Alexander Mattison, Minnesota Vikings (ECR = RB51 vs. DDD = RB37)

Mattison isn’t nearly as good as Dalvin Cook and flopped badly during a Week 6 spot start at home against the Falcons last season, burning so many DFS players his ECR sits outside the top-50 backs. But the Vikings were down 20-0 at halftime in that game, and when you count all the games Mattison played while Cook was sidelined, he averaged 103.7 yards from scrimmage and scored two touchdowns over 2.5 games. Mattison also had a breakaway run rate that was the fourth-best in football last year. While it will take an injury for him to be usable in fantasy leagues, Cook has chronic shoulder problems, has missed multiple games during each of his four seasons (averaging 5.3 DNPs) and was worked hard in 2020 while averaging the most touches per game in the NFL.
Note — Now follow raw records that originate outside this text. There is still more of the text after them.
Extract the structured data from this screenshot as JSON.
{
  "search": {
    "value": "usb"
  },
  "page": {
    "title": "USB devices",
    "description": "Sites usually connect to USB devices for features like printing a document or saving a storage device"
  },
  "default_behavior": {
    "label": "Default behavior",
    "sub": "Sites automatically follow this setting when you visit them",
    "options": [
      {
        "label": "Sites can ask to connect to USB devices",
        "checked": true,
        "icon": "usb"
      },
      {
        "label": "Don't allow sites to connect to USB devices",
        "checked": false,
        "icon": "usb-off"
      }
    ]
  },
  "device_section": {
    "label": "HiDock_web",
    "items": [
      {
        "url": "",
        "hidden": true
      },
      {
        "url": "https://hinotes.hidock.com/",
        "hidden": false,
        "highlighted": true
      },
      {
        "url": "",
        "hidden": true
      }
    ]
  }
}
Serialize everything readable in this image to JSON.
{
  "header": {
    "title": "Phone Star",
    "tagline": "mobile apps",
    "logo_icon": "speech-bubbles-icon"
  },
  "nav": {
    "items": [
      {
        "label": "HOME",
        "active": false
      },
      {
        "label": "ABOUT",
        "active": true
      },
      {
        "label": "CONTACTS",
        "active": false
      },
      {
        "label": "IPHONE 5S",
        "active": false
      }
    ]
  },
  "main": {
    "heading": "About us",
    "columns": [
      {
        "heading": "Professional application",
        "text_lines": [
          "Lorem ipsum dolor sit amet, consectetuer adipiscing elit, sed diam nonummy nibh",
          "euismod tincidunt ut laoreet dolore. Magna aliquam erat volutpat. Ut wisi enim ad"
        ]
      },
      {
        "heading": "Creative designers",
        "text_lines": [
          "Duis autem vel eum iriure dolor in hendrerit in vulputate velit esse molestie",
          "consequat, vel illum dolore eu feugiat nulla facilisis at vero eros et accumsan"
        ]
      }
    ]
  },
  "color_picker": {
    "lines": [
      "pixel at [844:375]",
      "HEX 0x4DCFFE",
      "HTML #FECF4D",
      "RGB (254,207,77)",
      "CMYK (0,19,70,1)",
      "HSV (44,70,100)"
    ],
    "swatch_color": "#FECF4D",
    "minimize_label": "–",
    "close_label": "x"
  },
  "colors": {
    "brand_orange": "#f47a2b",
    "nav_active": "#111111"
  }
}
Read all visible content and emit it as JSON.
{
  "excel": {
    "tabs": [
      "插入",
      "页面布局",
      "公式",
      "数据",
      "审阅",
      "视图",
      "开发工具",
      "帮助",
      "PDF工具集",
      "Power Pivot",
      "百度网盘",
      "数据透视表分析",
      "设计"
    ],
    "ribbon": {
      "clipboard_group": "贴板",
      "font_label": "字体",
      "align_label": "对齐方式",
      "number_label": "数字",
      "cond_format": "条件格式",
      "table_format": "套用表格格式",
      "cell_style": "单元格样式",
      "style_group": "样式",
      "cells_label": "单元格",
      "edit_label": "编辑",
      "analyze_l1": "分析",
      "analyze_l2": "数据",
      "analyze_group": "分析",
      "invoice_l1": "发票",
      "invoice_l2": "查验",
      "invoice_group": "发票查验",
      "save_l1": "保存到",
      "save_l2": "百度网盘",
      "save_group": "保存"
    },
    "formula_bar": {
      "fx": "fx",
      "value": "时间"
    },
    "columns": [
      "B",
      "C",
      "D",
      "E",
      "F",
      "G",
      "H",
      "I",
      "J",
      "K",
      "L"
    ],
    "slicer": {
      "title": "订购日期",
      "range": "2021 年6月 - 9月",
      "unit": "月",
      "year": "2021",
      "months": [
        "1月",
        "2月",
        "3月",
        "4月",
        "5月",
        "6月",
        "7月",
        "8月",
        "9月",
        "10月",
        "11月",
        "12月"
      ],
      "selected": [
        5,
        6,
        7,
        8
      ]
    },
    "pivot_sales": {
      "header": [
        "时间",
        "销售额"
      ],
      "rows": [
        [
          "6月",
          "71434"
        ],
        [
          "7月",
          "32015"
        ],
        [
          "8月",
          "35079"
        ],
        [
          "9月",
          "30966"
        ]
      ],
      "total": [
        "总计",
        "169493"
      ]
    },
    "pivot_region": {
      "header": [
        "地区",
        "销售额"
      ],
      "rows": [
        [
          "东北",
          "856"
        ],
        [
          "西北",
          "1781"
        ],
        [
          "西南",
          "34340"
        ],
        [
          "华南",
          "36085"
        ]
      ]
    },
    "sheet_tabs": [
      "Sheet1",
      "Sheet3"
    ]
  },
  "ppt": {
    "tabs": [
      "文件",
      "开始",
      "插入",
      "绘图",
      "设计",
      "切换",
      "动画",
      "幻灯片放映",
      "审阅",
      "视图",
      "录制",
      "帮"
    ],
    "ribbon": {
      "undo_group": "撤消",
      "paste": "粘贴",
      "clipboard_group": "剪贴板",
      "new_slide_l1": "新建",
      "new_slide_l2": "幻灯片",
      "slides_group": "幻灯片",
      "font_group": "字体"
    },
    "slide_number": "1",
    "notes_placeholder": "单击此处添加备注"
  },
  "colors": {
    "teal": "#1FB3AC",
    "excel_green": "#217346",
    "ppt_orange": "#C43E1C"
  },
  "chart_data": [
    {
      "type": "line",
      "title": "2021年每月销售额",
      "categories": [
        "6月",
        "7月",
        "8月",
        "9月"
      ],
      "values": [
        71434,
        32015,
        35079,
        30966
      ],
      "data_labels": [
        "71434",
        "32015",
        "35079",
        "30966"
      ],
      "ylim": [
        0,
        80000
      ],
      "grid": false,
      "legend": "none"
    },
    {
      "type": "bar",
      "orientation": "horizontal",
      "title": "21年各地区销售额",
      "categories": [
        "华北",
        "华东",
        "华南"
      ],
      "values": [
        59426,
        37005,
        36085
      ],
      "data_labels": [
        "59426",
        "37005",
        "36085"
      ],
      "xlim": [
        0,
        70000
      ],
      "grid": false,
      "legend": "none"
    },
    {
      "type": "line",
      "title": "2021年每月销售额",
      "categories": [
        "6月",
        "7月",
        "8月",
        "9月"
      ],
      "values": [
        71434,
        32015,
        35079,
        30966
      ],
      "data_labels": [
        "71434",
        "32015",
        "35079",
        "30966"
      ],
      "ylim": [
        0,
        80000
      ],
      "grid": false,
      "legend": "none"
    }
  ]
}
The Vikings are a terrific spot for a lead back as a run-heavy team that got the fourth-most yards per play last season and projects to have a much better defense in 2021 with Danielle Hunter's return. Minnesota’s backfield also got thinner with Mike Boone leaving. Mattison immediately becomes a borderline fantasy RB1 if given the starting job.

Follow Dalton Del Don on Twitter